We put together a list of our recent rides that happen to be some of our offroad destinations in the Keweenaw. Just like everything in the Keweenaw, a few of these destinations are hidden gems and take time to reach. As always, treat every trail and destination with respect and leave them in better condition than you found them.
Starting in Hancock, head north on the main ORV trail (#17) for about 5 miles. You’ll cross a few roads and eventually come up on a man-made pond – Boston Pond. In the late 1880s, Boston Creek was dammed up for mining purposes. The DNR owns a chunk of the northern shore, where you’ll find a basic boat launch and a picnic table. This area makes for a great snack stop and wildlife viewing area. Northern Pike can be spotted right next to shore and there’s usually an abundance of birds including swans, red wing blackbirds, ducks, geese, and more.
Tobacco River Park
Hop on trail 122 near Gay Lake Linden Road and head east to Gay. You’ll start off riding through trails made up of white beach sand. The white sand turns to red. Then you’ll hit the black sand. This black sand is actually copper mining waste that was dumped along the lake about 100 years ago. The sand has been shifting south, wreaking havoc on the critical trout fishery, the Grand Traverse Bay Harbor, and of course the beaches and properties along the lake. Learn more about the stamp sands here.

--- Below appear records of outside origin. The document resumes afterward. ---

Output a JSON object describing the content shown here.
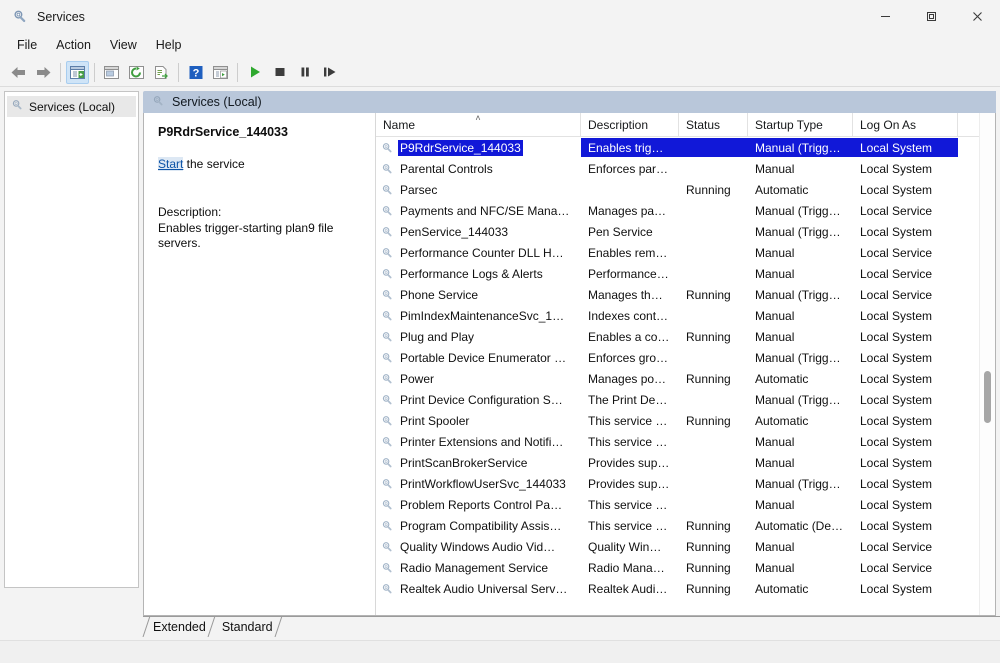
{
  "window": {
    "title": "Services",
    "app_icon": "services-gear-icon",
    "controls": {
      "minimize": "—",
      "maximize": "□",
      "close": "✕"
    }
  },
  "menu": {
    "items": [
      {
        "label": "File"
      },
      {
        "label": "Action"
      },
      {
        "label": "View"
      },
      {
        "label": "Help"
      }
    ]
  },
  "toolbar": {
    "buttons": [
      {
        "name": "back-arrow-icon",
        "glyph": "⬅"
      },
      {
        "name": "forward-arrow-icon",
        "glyph": "➡"
      },
      {
        "name": "show-hide-console-tree-icon",
        "active": true
      },
      {
        "name": "properties-icon",
        "active": false
      },
      {
        "name": "refresh-icon",
        "active": false
      },
      {
        "name": "export-list-icon",
        "active": false
      },
      {
        "name": "help-icon",
        "active": false
      },
      {
        "name": "show-action-pane-icon",
        "active": false
      },
      {
        "name": "start-service-icon",
        "active": false
      },
      {
        "name": "stop-service-icon",
        "active": false
      },
      {
        "name": "pause-service-icon",
        "active": false
      },
      {
        "name": "restart-service-icon",
        "active": false
      }
    ]
  },
  "tree": {
    "items": [
      {
        "label": "Services (Local)",
        "icon": "services-gear-icon",
        "selected": true
      }
    ]
  },
  "pane": {
    "header": "Services (Local)",
    "header_icon": "services-gear-icon"
  },
  "details": {
    "service_name": "P9RdrService_144033",
    "action_link": "Start",
    "action_suffix": " the service",
    "description_label": "Description:",
    "description_text": "Enables trigger-starting plan9 file servers."
  },
  "list": {
    "columns": [
      {
        "key": "name",
        "label": "Name",
        "sorted": "asc",
        "sort_glyph": "˄"
      },
      {
        "key": "desc",
        "label": "Description"
      },
      {
        "key": "status",
        "label": "Status"
      },
      {
        "key": "startup",
        "label": "Startup Type"
      },
      {
        "key": "logon",
        "label": "Log On As"
      }
    ],
    "rows": [
      {
        "name": "P9RdrService_144033",
        "desc": "Enables trig…",
        "status": "",
        "startup": "Manual (Trigg…",
        "logon": "Local System",
        "selected": true
      },
      {
        "name": "Parental Controls",
        "desc": "Enforces par…",
        "status": "",
        "startup": "Manual",
        "logon": "Local System",
        "selected": false
      },
      {
        "name": "Parsec",
        "desc": "",
        "status": "Running",
        "startup": "Automatic",
        "logon": "Local System",
        "selected": false
      },
      {
        "name": "Payments and NFC/SE Mana…",
        "desc": "Manages pa…",
        "status": "",
        "startup": "Manual (Trigg…",
        "logon": "Local Service",
        "selected": false
      },
      {
        "name": "PenService_144033",
        "desc": "Pen Service",
        "status": "",
        "startup": "Manual (Trigg…",
        "logon": "Local System",
        "selected": false
      },
      {
        "name": "Performance Counter DLL H…",
        "desc": "Enables rem…",
        "status": "",
        "startup": "Manual",
        "logon": "Local Service",
        "selected": false
      },
      {
        "name": "Performance Logs & Alerts",
        "desc": "Performance…",
        "status": "",
        "startup": "Manual",
        "logon": "Local Service",
        "selected": false
      },
      {
        "name": "Phone Service",
        "desc": "Manages th…",
        "status": "Running",
        "startup": "Manual (Trigg…",
        "logon": "Local Service",
        "selected": false
      },
      {
        "name": "PimIndexMaintenanceSvc_1…",
        "desc": "Indexes cont…",
        "status": "",
        "startup": "Manual",
        "logon": "Local System",
        "selected": false
      },
      {
        "name": "Plug and Play",
        "desc": "Enables a co…",
        "status": "Running",
        "startup": "Manual",
        "logon": "Local System",
        "selected": false
      },
      {
        "name": "Portable Device Enumerator …",
        "desc": "Enforces gro…",
        "status": "",
        "startup": "Manual (Trigg…",
        "logon": "Local System",
        "selected": false
      },
      {
        "name": "Power",
        "desc": "Manages po…",
        "status": "Running",
        "startup": "Automatic",
        "logon": "Local System",
        "selected": false
      },
      {
        "name": "Print Device Configuration S…",
        "desc": "The Print De…",
        "status": "",
        "startup": "Manual (Trigg…",
        "logon": "Local System",
        "selected": false
      },
      {
        "name": "Print Spooler",
        "desc": "This service …",
        "status": "Running",
        "startup": "Automatic",
        "logon": "Local System",
        "selected": false
      },
      {
        "name": "Printer Extensions and Notifi…",
        "desc": "This service …",
        "status": "",
        "startup": "Manual",
        "logon": "Local System",
        "selected": false
      },
      {
        "name": "PrintScanBrokerService",
        "desc": "Provides sup…",
        "status": "",
        "startup": "Manual",
        "logon": "Local System",
        "selected": false
      },
      {
        "name": "PrintWorkflowUserSvc_144033",
        "desc": "Provides sup…",
        "status": "",
        "startup": "Manual (Trigg…",
        "logon": "Local System",
        "selected": false
      },
      {
        "name": "Problem Reports Control Pa…",
        "desc": "This service …",
        "status": "",
        "startup": "Manual",
        "logon": "Local System",
        "selected": false
      },
      {
        "name": "Program Compatibility Assis…",
        "desc": "This service …",
        "status": "Running",
        "startup": "Automatic (De…",
        "logon": "Local System",
        "selected": false
      },
      {
        "name": "Quality Windows Audio Vid…",
        "desc": "Quality Win…",
        "status": "Running",
        "startup": "Manual",
        "logon": "Local Service",
        "selected": false
      },
      {
        "name": "Radio Management Service",
        "desc": "Radio Mana…",
        "status": "Running",
        "startup": "Manual",
        "logon": "Local Service",
        "selected": false
      },
      {
        "name": "Realtek Audio Universal Serv…",
        "desc": "Realtek Audi…",
        "status": "Running",
        "startup": "Automatic",
        "logon": "Local System",
        "selected": false
      }
    ]
  },
  "tabs": [
    {
      "label": "Extended",
      "active": true
    },
    {
      "label": "Standard",
      "active": false
    }
  ],
  "colors": {
    "selection_blue": "#1118d8",
    "pane_header": "#b9c7da",
    "link": "#0d53a6",
    "start_green": "#2ea82e"
  }
}
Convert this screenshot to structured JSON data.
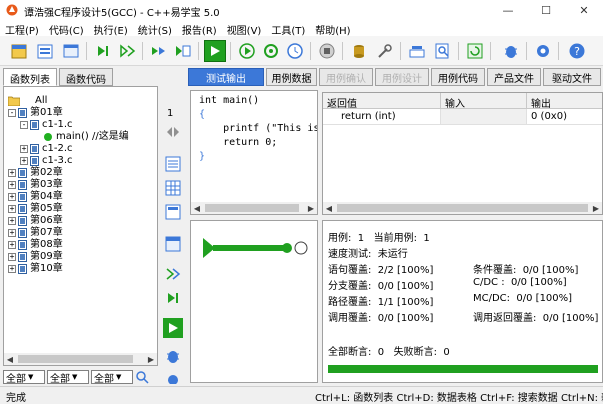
{
  "window": {
    "title": "谭浩强C程序设计5(GCC) - C++易学宝 5.0",
    "minimize": "—",
    "maximize": "☐",
    "close": "✕"
  },
  "menu": [
    {
      "label": "工程(P)"
    },
    {
      "label": "代码(C)"
    },
    {
      "label": "执行(E)"
    },
    {
      "label": "统计(S)"
    },
    {
      "label": "报告(R)"
    },
    {
      "label": "视图(V)"
    },
    {
      "label": "工具(T)"
    },
    {
      "label": "帮助(H)"
    }
  ],
  "toolbar_icons": [
    "new-project-icon",
    "open-project-icon",
    "project-window-icon",
    "step-icon",
    "step-over-icon",
    "run-all-icon",
    "run-case-icon",
    "play-icon",
    "play-circle-icon",
    "reload-icon",
    "clock-icon",
    "stop-icon",
    "database-icon",
    "tool-icon",
    "chart-icon",
    "search-icon",
    "refresh-icon",
    "bug-icon",
    "settings-icon",
    "help-icon"
  ],
  "left_tabs": [
    "函数列表",
    "函数代码"
  ],
  "tree": [
    {
      "label": "All",
      "level": 0,
      "type": "folder"
    },
    {
      "label": "第01章",
      "level": 0,
      "type": "chapter",
      "expander": "-"
    },
    {
      "label": "c1-1.c",
      "level": 1,
      "type": "file",
      "expander": "-"
    },
    {
      "label": "main() //这是编",
      "level": 2,
      "type": "func"
    },
    {
      "label": "c1-2.c",
      "level": 1,
      "type": "file",
      "expander": "+"
    },
    {
      "label": "c1-3.c",
      "level": 1,
      "type": "file",
      "expander": "+"
    },
    {
      "label": "第02章",
      "level": 0,
      "type": "chapter",
      "expander": "+"
    },
    {
      "label": "第03章",
      "level": 0,
      "type": "chapter",
      "expander": "+"
    },
    {
      "label": "第04章",
      "level": 0,
      "type": "chapter",
      "expander": "+"
    },
    {
      "label": "第05章",
      "level": 0,
      "type": "chapter",
      "expander": "+"
    },
    {
      "label": "第06章",
      "level": 0,
      "type": "chapter",
      "expander": "+"
    },
    {
      "label": "第07章",
      "level": 0,
      "type": "chapter",
      "expander": "+"
    },
    {
      "label": "第08章",
      "level": 0,
      "type": "chapter",
      "expander": "+"
    },
    {
      "label": "第09章",
      "level": 0,
      "type": "chapter",
      "expander": "+"
    },
    {
      "label": "第10章",
      "level": 0,
      "type": "chapter",
      "expander": "+"
    }
  ],
  "filters": [
    "全部",
    "全部",
    "全部"
  ],
  "right_tabs": [
    {
      "label": "测试输出",
      "state": "active"
    },
    {
      "label": "用例数据",
      "state": "normal"
    },
    {
      "label": "用例确认",
      "state": "disabled"
    },
    {
      "label": "用例设计",
      "state": "disabled"
    },
    {
      "label": "用例代码",
      "state": "normal"
    },
    {
      "label": "产品文件",
      "state": "normal"
    },
    {
      "label": "驱动文件",
      "state": "normal"
    }
  ],
  "line_number": "1",
  "code": [
    "int main()",
    "{",
    "    printf (\"This is",
    "    return 0;",
    "}"
  ],
  "result_table": {
    "headers": [
      "返回值",
      "输入",
      "输出"
    ],
    "rows": [
      [
        "return (int)",
        "",
        "0 (0x0)"
      ]
    ]
  },
  "stats": {
    "case_line": "用例:  1   当前用例:  1",
    "speed": "速度测试:  未运行",
    "stmt": "语句覆盖:  2/2 [100%]",
    "cond": "条件覆盖:  0/0 [100%]",
    "branch": "分支覆盖:  0/0 [100%]",
    "cdc": "C/DC :  0/0 [100%]",
    "path": "路径覆盖:  1/1 [100%]",
    "mcdc": "MC/DC:  0/0 [100%]",
    "call": "调用覆盖:  0/0 [100%]",
    "callret": "调用返回覆盖:  0/0 [100%]",
    "asserts": "全部断言:  0   失败断言:  0",
    "progress": 1.0
  },
  "status": {
    "left": "完成",
    "right": "Ctrl+L: 函数列表  Ctrl+D: 数据表格  Ctrl+F: 搜索数据  Ctrl+N: 新"
  },
  "colors": {
    "accent": "#3c78d8",
    "success": "#20a020"
  }
}
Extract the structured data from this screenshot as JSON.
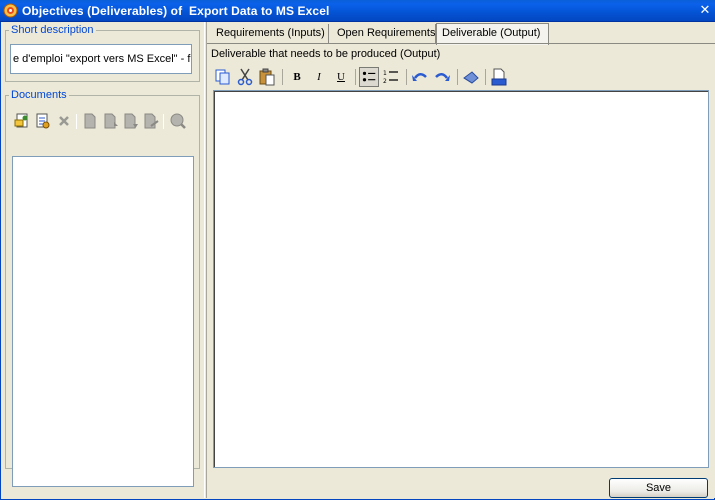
{
  "window": {
    "title": "Objectives (Deliverables) of  Export Data to MS Excel",
    "close_glyph": "✕"
  },
  "short_description": {
    "title": "Short description",
    "value": "e d'emploi \"export vers MS Excel\" - fr"
  },
  "documents": {
    "title": "Documents",
    "toolbar": [
      "add-document-icon",
      "link-document-icon",
      "delete-icon",
      "document-icon",
      "document-upload-icon",
      "document-download-icon",
      "document-edit-icon",
      "search-document-icon"
    ]
  },
  "tabs": [
    {
      "label": "Requirements (Inputs)"
    },
    {
      "label": "Open Requirements"
    },
    {
      "label": "Deliverable (Output)"
    }
  ],
  "deliverable": {
    "label": "Deliverable that needs to be produced (Output)"
  },
  "editor_toolbar": {
    "bold": "B",
    "italic": "I",
    "underline": "U"
  },
  "footer": {
    "save_label": "Save"
  },
  "colors": {
    "titlebar": "#0453d4",
    "group_title": "#0046d5",
    "background": "#ece9d8"
  }
}
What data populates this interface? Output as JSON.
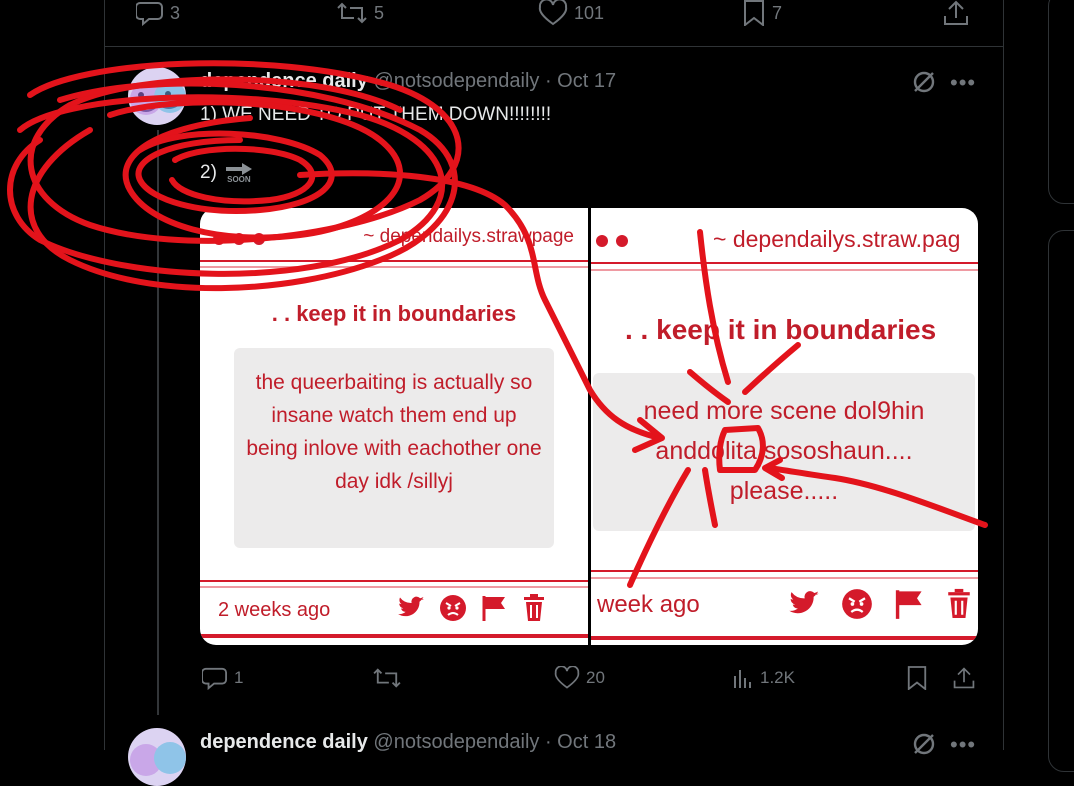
{
  "colors": {
    "accent": "#d41a2b",
    "muted": "#71767b",
    "scribble": "#e3131b"
  },
  "top_actions": {
    "replies": "3",
    "reposts": "5",
    "likes": "101",
    "bookmarks": "7"
  },
  "tweet": {
    "display_name": "dependence daily",
    "meta": "@notsodependaily · Oct 17",
    "line1": "1) WE NEED TO PUT THEM DOWN!!!!!!!!",
    "line2_prefix": "2)",
    "soon_label": "SOON",
    "icons": [
      "grok-icon",
      "more-icon"
    ],
    "actions": {
      "replies": "1",
      "reposts": "",
      "likes": "20",
      "views": "1.2K"
    }
  },
  "card_left": {
    "url": "~ dependailys.strawpage",
    "title": ". . keep it in boundaries",
    "message": "the queerbaiting is actually so insane watch them end up being inlove with eachother one day idk /sillyj",
    "time": "2 weeks ago",
    "icons": [
      "twitter-icon",
      "angry-icon",
      "flag-icon",
      "trash-icon"
    ]
  },
  "card_right": {
    "url": "~ dependailys.straw.pag",
    "title": ". . keep it in boundaries",
    "message": "need more scene dol9hin anddolita sososhaun.... please.....",
    "time": "week ago",
    "icons": [
      "twitter-icon",
      "angry-icon",
      "flag-icon",
      "trash-icon"
    ]
  },
  "next_tweet": {
    "display_name": "dependence daily",
    "meta": "@notsodependaily · Oct 18"
  }
}
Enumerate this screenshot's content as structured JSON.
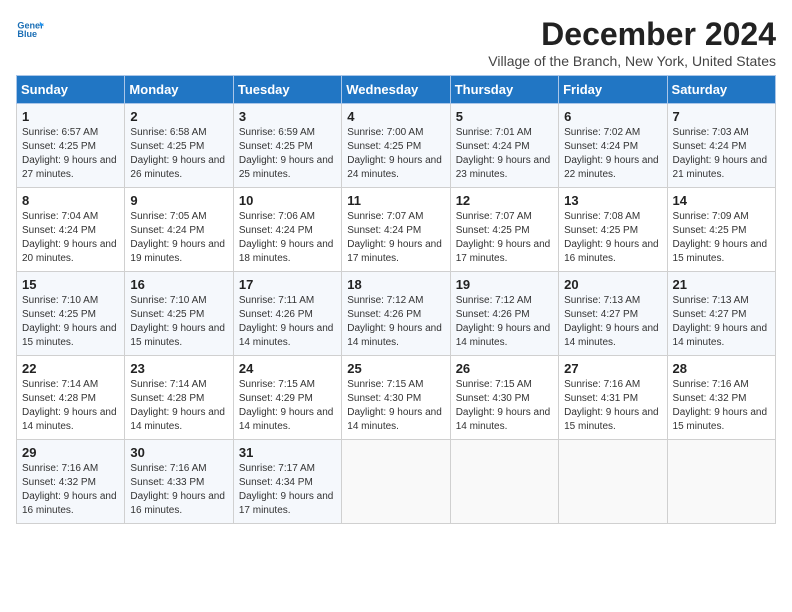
{
  "logo": {
    "line1": "General",
    "line2": "Blue"
  },
  "title": "December 2024",
  "subtitle": "Village of the Branch, New York, United States",
  "weekdays": [
    "Sunday",
    "Monday",
    "Tuesday",
    "Wednesday",
    "Thursday",
    "Friday",
    "Saturday"
  ],
  "weeks": [
    [
      {
        "day": "1",
        "info": "Sunrise: 6:57 AM\nSunset: 4:25 PM\nDaylight: 9 hours and 27 minutes."
      },
      {
        "day": "2",
        "info": "Sunrise: 6:58 AM\nSunset: 4:25 PM\nDaylight: 9 hours and 26 minutes."
      },
      {
        "day": "3",
        "info": "Sunrise: 6:59 AM\nSunset: 4:25 PM\nDaylight: 9 hours and 25 minutes."
      },
      {
        "day": "4",
        "info": "Sunrise: 7:00 AM\nSunset: 4:25 PM\nDaylight: 9 hours and 24 minutes."
      },
      {
        "day": "5",
        "info": "Sunrise: 7:01 AM\nSunset: 4:24 PM\nDaylight: 9 hours and 23 minutes."
      },
      {
        "day": "6",
        "info": "Sunrise: 7:02 AM\nSunset: 4:24 PM\nDaylight: 9 hours and 22 minutes."
      },
      {
        "day": "7",
        "info": "Sunrise: 7:03 AM\nSunset: 4:24 PM\nDaylight: 9 hours and 21 minutes."
      }
    ],
    [
      {
        "day": "8",
        "info": "Sunrise: 7:04 AM\nSunset: 4:24 PM\nDaylight: 9 hours and 20 minutes."
      },
      {
        "day": "9",
        "info": "Sunrise: 7:05 AM\nSunset: 4:24 PM\nDaylight: 9 hours and 19 minutes."
      },
      {
        "day": "10",
        "info": "Sunrise: 7:06 AM\nSunset: 4:24 PM\nDaylight: 9 hours and 18 minutes."
      },
      {
        "day": "11",
        "info": "Sunrise: 7:07 AM\nSunset: 4:24 PM\nDaylight: 9 hours and 17 minutes."
      },
      {
        "day": "12",
        "info": "Sunrise: 7:07 AM\nSunset: 4:25 PM\nDaylight: 9 hours and 17 minutes."
      },
      {
        "day": "13",
        "info": "Sunrise: 7:08 AM\nSunset: 4:25 PM\nDaylight: 9 hours and 16 minutes."
      },
      {
        "day": "14",
        "info": "Sunrise: 7:09 AM\nSunset: 4:25 PM\nDaylight: 9 hours and 15 minutes."
      }
    ],
    [
      {
        "day": "15",
        "info": "Sunrise: 7:10 AM\nSunset: 4:25 PM\nDaylight: 9 hours and 15 minutes."
      },
      {
        "day": "16",
        "info": "Sunrise: 7:10 AM\nSunset: 4:25 PM\nDaylight: 9 hours and 15 minutes."
      },
      {
        "day": "17",
        "info": "Sunrise: 7:11 AM\nSunset: 4:26 PM\nDaylight: 9 hours and 14 minutes."
      },
      {
        "day": "18",
        "info": "Sunrise: 7:12 AM\nSunset: 4:26 PM\nDaylight: 9 hours and 14 minutes."
      },
      {
        "day": "19",
        "info": "Sunrise: 7:12 AM\nSunset: 4:26 PM\nDaylight: 9 hours and 14 minutes."
      },
      {
        "day": "20",
        "info": "Sunrise: 7:13 AM\nSunset: 4:27 PM\nDaylight: 9 hours and 14 minutes."
      },
      {
        "day": "21",
        "info": "Sunrise: 7:13 AM\nSunset: 4:27 PM\nDaylight: 9 hours and 14 minutes."
      }
    ],
    [
      {
        "day": "22",
        "info": "Sunrise: 7:14 AM\nSunset: 4:28 PM\nDaylight: 9 hours and 14 minutes."
      },
      {
        "day": "23",
        "info": "Sunrise: 7:14 AM\nSunset: 4:28 PM\nDaylight: 9 hours and 14 minutes."
      },
      {
        "day": "24",
        "info": "Sunrise: 7:15 AM\nSunset: 4:29 PM\nDaylight: 9 hours and 14 minutes."
      },
      {
        "day": "25",
        "info": "Sunrise: 7:15 AM\nSunset: 4:30 PM\nDaylight: 9 hours and 14 minutes."
      },
      {
        "day": "26",
        "info": "Sunrise: 7:15 AM\nSunset: 4:30 PM\nDaylight: 9 hours and 14 minutes."
      },
      {
        "day": "27",
        "info": "Sunrise: 7:16 AM\nSunset: 4:31 PM\nDaylight: 9 hours and 15 minutes."
      },
      {
        "day": "28",
        "info": "Sunrise: 7:16 AM\nSunset: 4:32 PM\nDaylight: 9 hours and 15 minutes."
      }
    ],
    [
      {
        "day": "29",
        "info": "Sunrise: 7:16 AM\nSunset: 4:32 PM\nDaylight: 9 hours and 16 minutes."
      },
      {
        "day": "30",
        "info": "Sunrise: 7:16 AM\nSunset: 4:33 PM\nDaylight: 9 hours and 16 minutes."
      },
      {
        "day": "31",
        "info": "Sunrise: 7:17 AM\nSunset: 4:34 PM\nDaylight: 9 hours and 17 minutes."
      },
      null,
      null,
      null,
      null
    ]
  ]
}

Once you reach the unincorporated community of Gay, Michigan, you’ll ride past the Gay Bar and head north on Gay Lac La Belle Road for about a half-mile. Right before the Tobacco River bridge, take a right into the park area. This park is where the Tobacco River’s root beer-colored water flows into the clear blue waters of Lake Superior. There are very nice picnic tables and a few metal grills available. Make sure to bring some charcoal and grilling supplies. Grilling out beside the Greatest Lake is something everyone needs to experience. Trout can be caught under the bridge and you’ll often see other fish (mostly suckers) hiding in the shade during certain months of the year. Depending on how calm the water is, you may be able to see an old cart rail extending out into the lake.
Twin Lakes State Park
This trip is about 50 miles round trip starting from Houghton/Hancock. Starting from Houghton, head south on trail 3. The trail will take you around Atlantic Mine, through South Range, and south towards Twin Lakes. There are some old mining ruins along the way that are fun to explore. Once you arrive to the gas station (4 Seasons Convenience), you’ll continue for about two hundred yards and cross the highway to Twin Lakes State Park. You can’t miss it. This is another awesome place to stop and grill out for lunch. There are plenty of metal grills and picnic tables around. There’s a state boat launch and beach within the park, so make sure you bring your swimsuit and a towel.
Alternatively, bring your tent/camper and favorite off-road vehicle(s) to Twin Lakes State Park and stay for a week. When we rode through the campground, almost every campsite had at least one side by side, four-wheeler, or dirt bike parked nearby. With the trail being right across the highway, trail access is extremely easy.
Copper Harbor / Tip of the Peninsula
For longer rides along the lake, we recommend riding to Eagle River, Eagle Harbor, Copper Harbor, and beyond. The Trailside Lodge is conveniently located on the trail just north of Calumet and makes for a great basecamp for these trips. From Copper Harbor to the tip of the Keweenaw, the trails are endless. Make a point to ride into Horseshoe Harbor for an excellent view and some rock picking. Then continue to High Rock Bay for some epic photos. The old rocket launching station is nearby. The Keweenaw ATV Club recently opened a new trail to Fish Cove. It ends at a new graveled parking lot near Lake Superior. The view is worth the ride. The new trail is multi-use so it can be used by four-wheelers, side by sides, bikers, hikers, and snowmobiles.